And it looks new, she said, because it is new, sort of. That is, it has just undergone a nearly $3 million renovation, begun in 2010. The first dramatic chapter in its story was in the early 1980s when the school came very close to being torn down. But Oxford citizens rallied to save the building and put it to use as the town's community center--a role it has served well for 30 years, not least as home of the town's well regarded theater company, the Tred Avon Players. And, now renovated top to bottom, it will continue to serve the theater group, with a much improved 175-seat auditorium, stage and backstage area. But also it will serve more than ever as the town's central gathering place, with more concerts and performing arts, more children's classes and activities, more continuing education classes. More everything, Seese said, adding that it will also be the town's official visitors center.

Back on my bike and pedaling back down Morris Street, I glanced at my watch. . . . Yikes, four o'clock! Where had the day gone? That was a rhetorical question, of course, because I knew it had gone mostly to pedaling around Oxford aimlessly, happily, stopping as the spirit moved me to sit and watch, and then sit and watch some more. But there was one more sit-and-watch place I wanted to check out before the day got completely away from me--the front porch of the Pope's Tavern at Oxford Inn, where perhaps a crabcake and glass of wine might be conveniently placed in front of me.

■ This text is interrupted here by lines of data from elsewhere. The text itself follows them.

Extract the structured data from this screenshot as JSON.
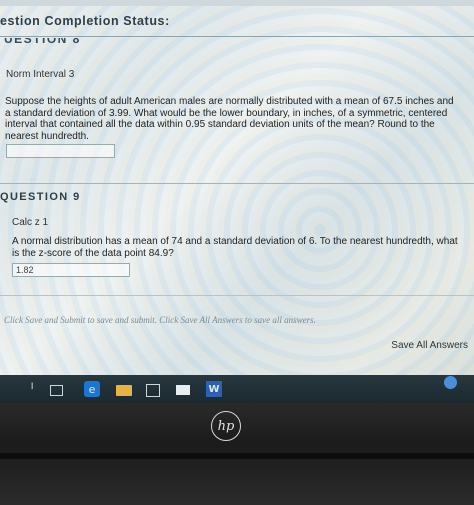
{
  "status": {
    "title": "estion Completion Status:"
  },
  "question8": {
    "header": "UESTION 8",
    "sub_label": "Norm Interval 3",
    "text_lines": [
      "Suppose the heights of adult American males are normally distributed with a mean of 67.5 inches and",
      "a standard deviation of 3.99. What would be the lower boundary, in inches, of a symmetric, centered",
      "interval that contained all the data within 0.95 standard deviation units of the mean? Round to the",
      "nearest hundredth."
    ],
    "answer_value": ""
  },
  "question9": {
    "header": "QUESTION 9",
    "sub_label": "Calc z 1",
    "text_lines": [
      "A normal distribution has a mean of 74 and a standard deviation of 6. To the nearest hundredth, what",
      "is the z-score of the data point 84.9?"
    ],
    "answer_value": "1.82"
  },
  "footer": {
    "instruction": "Click Save and Submit to save and submit. Click Save All Answers to save all answers.",
    "save_all_label": "Save All Answers"
  },
  "taskbar": {
    "icons": [
      "microphone-icon",
      "task-view-icon",
      "edge-browser-icon",
      "file-explorer-icon",
      "store-icon",
      "mail-icon",
      "word-icon",
      "chrome-icon"
    ]
  },
  "laptop": {
    "logo": "hp"
  }
}
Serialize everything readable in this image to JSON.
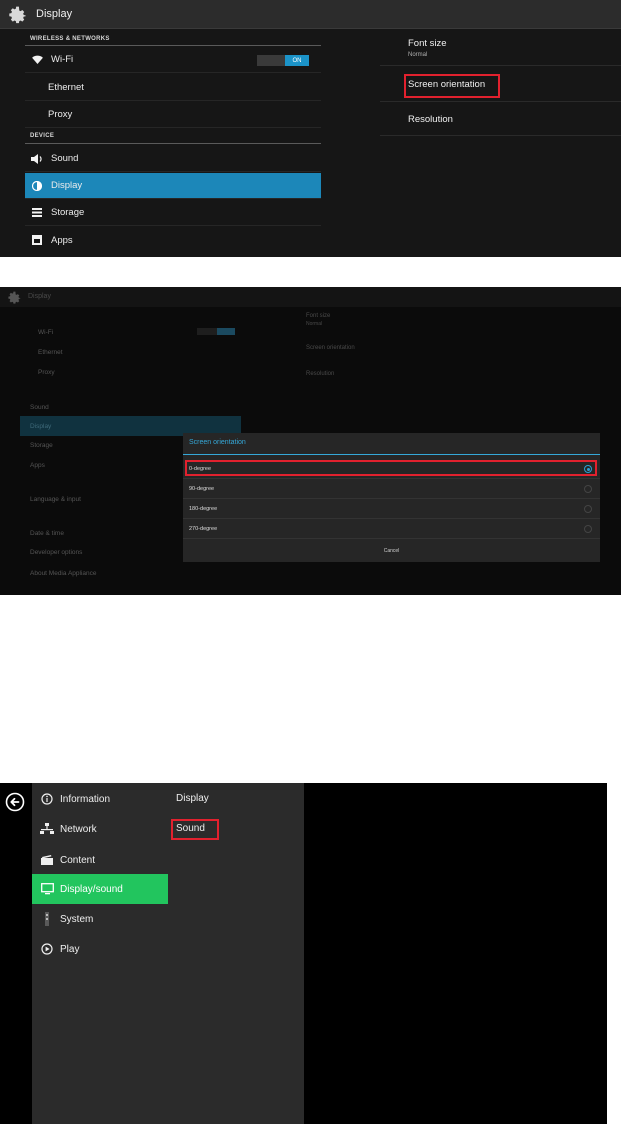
{
  "panel1": {
    "title": "Display",
    "categories": {
      "wireless": "WIRELESS & NETWORKS",
      "device": "DEVICE"
    },
    "wifi": {
      "label": "Wi-Fi",
      "toggle": "ON"
    },
    "items": {
      "ethernet": "Ethernet",
      "proxy": "Proxy",
      "sound": "Sound",
      "display": "Display",
      "storage": "Storage",
      "apps": "Apps"
    },
    "right": {
      "font_size": {
        "title": "Font size",
        "summary": "Normal"
      },
      "screen_orientation": "Screen orientation",
      "resolution": "Resolution"
    },
    "colors": {
      "selected": "#1c87b9",
      "highlight": "#e2212e",
      "toggle_on": "#1b93c8"
    }
  },
  "panel2": {
    "dialog": {
      "title": "Screen orientation",
      "options": [
        "0-degree",
        "90-degree",
        "180-degree",
        "270-degree"
      ],
      "selected": "0-degree",
      "cancel": "Cancel"
    },
    "background_labels": [
      "Wi-Fi",
      "Ethernet",
      "Proxy",
      "Sound",
      "Display",
      "Storage",
      "Apps",
      "Language & input",
      "Date & time",
      "Developer options",
      "About Media Appliance",
      "Font size",
      "Normal",
      "Screen orientation",
      "Resolution"
    ],
    "colors": {
      "accent": "#35a8d8",
      "highlight": "#e2212e"
    }
  },
  "panel3": {
    "nav": [
      "Information",
      "Network",
      "Content",
      "Display/sound",
      "System",
      "Play"
    ],
    "selected": "Display/sound",
    "sub": [
      "Display",
      "Sound"
    ],
    "highlighted_sub": "Sound",
    "colors": {
      "selected": "#22c55e",
      "highlight": "#e2212e"
    }
  }
}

So I went back to the boat, changed into my big-boy pants, and then doubled back to the tavern, easy to spot because of the Pope's Mobile parked in front. No, not the Popemobile. This is the Pope's (Tavern) Mobile, a beautifully restored London Black Cab--1958 Austin, to be exact--that serves as a courtesy car for the tavern and inn (with its seven guest rooms). It looks like something out of a war movie, as if Ingrid Bergman might emerge from it at any minute.

She did not. But the aforementioned crabcake and glass of wine did appear conveniently in front of me, as I'd hoped--and disappeared just as quickly, along with two delicious slices of fried green tomatoes. And that was just the beginning of what turned out to be splendid evening on the tavern's porch, where I struck up a conversation with Lisa MacDougal and Dan Zimbelman, the married co-owners of the inn and tavern (she the head chef). We chatted the daylight away, sipped wine, smoked a very nice cigar or two. It's hard to imagine a more civilized end to what had already been a very civilized day.

"What a lovely place this is to just sit and watch the world go by," I said to Dan at one point, meaning Oxford as a whole, not just this particular porch. And he must have understood that, because he said, "Yes, it's that kind of town. It's just that kind of town."